We will talk, below, about the main specifications of lubricating oils, showing how to identify them.
Lubricating oil composition
The lubricating oils lubricating oils are classified into three types according to their composition: mineral, synthetic and semisynthetic.
They are the most common and cheapest. Entirely made with petroleum derivatives, they have a lubrication capacity that can be less, since, as it is a natural product, its molecules are not uniform. Manufacturers use additives to make these products more stable, however, their shelf life is shorter, requiring more constant changes.
The synthetics are made in the laboratory, by means of chemical engineering, which provides the highest standard of performance and durability. However, due to all this technology, they are more expensive, but ideal for severe use, especially for trucks that run more in an urban environment.
Semisynthetics are mixtures of mineral and synthetic oils (with a minimum of 10%), produced to balance the benefits and disadvantages of both. Therefore, they have lower prices than synthetics and are able to deliver a better performance than pure minerals.
Regarding composition, minerals are the most traditional. So, being able to choose between them and synthetic or semi-synthetic, it is preferable to spend a little more and rely on the most advanced technologies. Because, as we said, its properties have been scientifically designed to deliver the best performance with maximum durability.
However, it is necessary to pay attention to the specifications of the oil regarding its viscosity and performance, as changes in these aspects can compromise the operation and safety of the engine.
Lubricating oils are also classified according to their viscosity and performance characteristics.
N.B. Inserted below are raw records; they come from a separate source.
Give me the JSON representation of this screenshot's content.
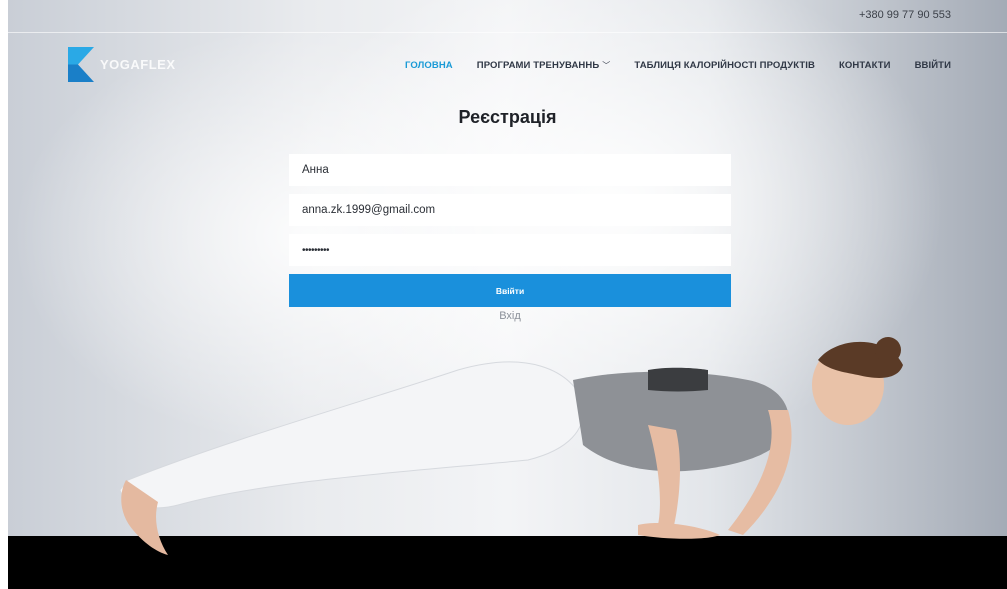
{
  "topbar": {
    "phone": "+380 99 77 90 553"
  },
  "brand": {
    "name": "YOGAFLEX",
    "accent": "#1a9ad6"
  },
  "nav": {
    "items": [
      {
        "label": "ГОЛОВНА",
        "active": true
      },
      {
        "label": "ПРОГРАМИ ТРЕНУВАННЬ",
        "dropdown": true
      },
      {
        "label": "ТАБЛИЦЯ КАЛОРІЙНОСТІ ПРОДУКТІВ"
      },
      {
        "label": "КОНТАКТИ"
      },
      {
        "label": "ВВІЙТИ"
      }
    ]
  },
  "form": {
    "title": "Реєстрація",
    "name_value": "Анна",
    "email_value": "anna.zk.1999@gmail.com",
    "password_value": "•••••••••",
    "submit_label": "Ввійти",
    "secondary_link": "Вхід",
    "button_color": "#1a90dc"
  }
}
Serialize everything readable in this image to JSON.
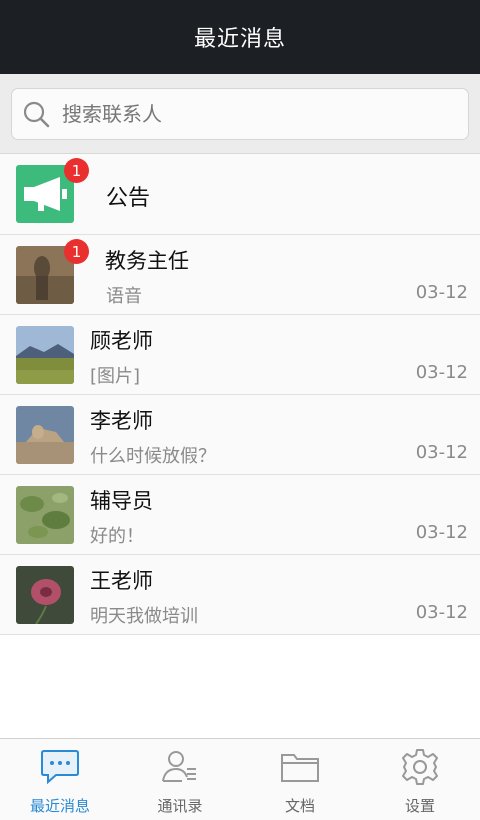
{
  "header": {
    "title": "最近消息"
  },
  "search": {
    "placeholder": "搜索联系人"
  },
  "announcement": {
    "label": "公告",
    "badge": "1",
    "icon": "megaphone-icon",
    "color": "#3dbb7c"
  },
  "messages": [
    {
      "name": "教务主任",
      "preview": "语音",
      "date": "03-12",
      "badge": "1"
    },
    {
      "name": "顾老师",
      "preview": "[图片]",
      "date": "03-12"
    },
    {
      "name": "李老师",
      "preview": "什么时候放假？",
      "date": "03-12"
    },
    {
      "name": "辅导员",
      "preview": "好的！",
      "date": "03-12"
    },
    {
      "name": "王老师",
      "preview": "明天我做培训",
      "date": "03-12"
    }
  ],
  "tabs": [
    {
      "label": "最近消息",
      "icon": "chat-bubble-icon",
      "active": true
    },
    {
      "label": "通讯录",
      "icon": "contacts-icon"
    },
    {
      "label": "文档",
      "icon": "folder-icon"
    },
    {
      "label": "设置",
      "icon": "gear-icon"
    }
  ],
  "colors": {
    "header": "#1c1f24",
    "accent": "#2a8ad3",
    "badge": "#e9302e",
    "announce": "#3dbb7c"
  }
}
Each engine model, due to its design and operating needs, requires proper oils for correct lubrication.
The vehicle owner's manual contains the ideal specifications for your engine, represented by acronyms and numbers. See what they mean below. Visit this link to gain more ideas: Automobile Remedy
The viscosity characteristics of the oil are responsible for keeping it fluid enough to reach all parts of the engine at the right time and, at the same time, provide its best performance.
As the ambient and, mainly, engine temperatures change the viscosity of the lubricant, manufacturers have developed so-called multivitamin oils, capable of adapting to larger temperature ranges.
The viscosity of an oil is expressed by the acronym SAE (Society of Automotive Engineers, or Society of Automotive Engineers) and a number. The higher this number, the thicker the fluid. An example of this case would be SAE 40 oil.
Multiviscoos, on the other hand, have two numbers separated by the letter “w”, representing the word “Winter”, as in the example SAE 15w40. Thus, the first number refers to the viscosity in cold temperatures, at startup, and the second, when the engine reaches its ideal operating temperature.
Performance characteristics are informed by the acronyms API (in English, American Petroleum Institute, or American Petroleum Institute) or ACEA (in French, Association des Constructeurs Européens de l´Automobile, or Association of European Automobile Manufacturers).
According to the API classification, oils for diesel engines are indicated by the letter "C" followed by another letter. The more advanced the second letter in the alphabet, the more modern the lubricant.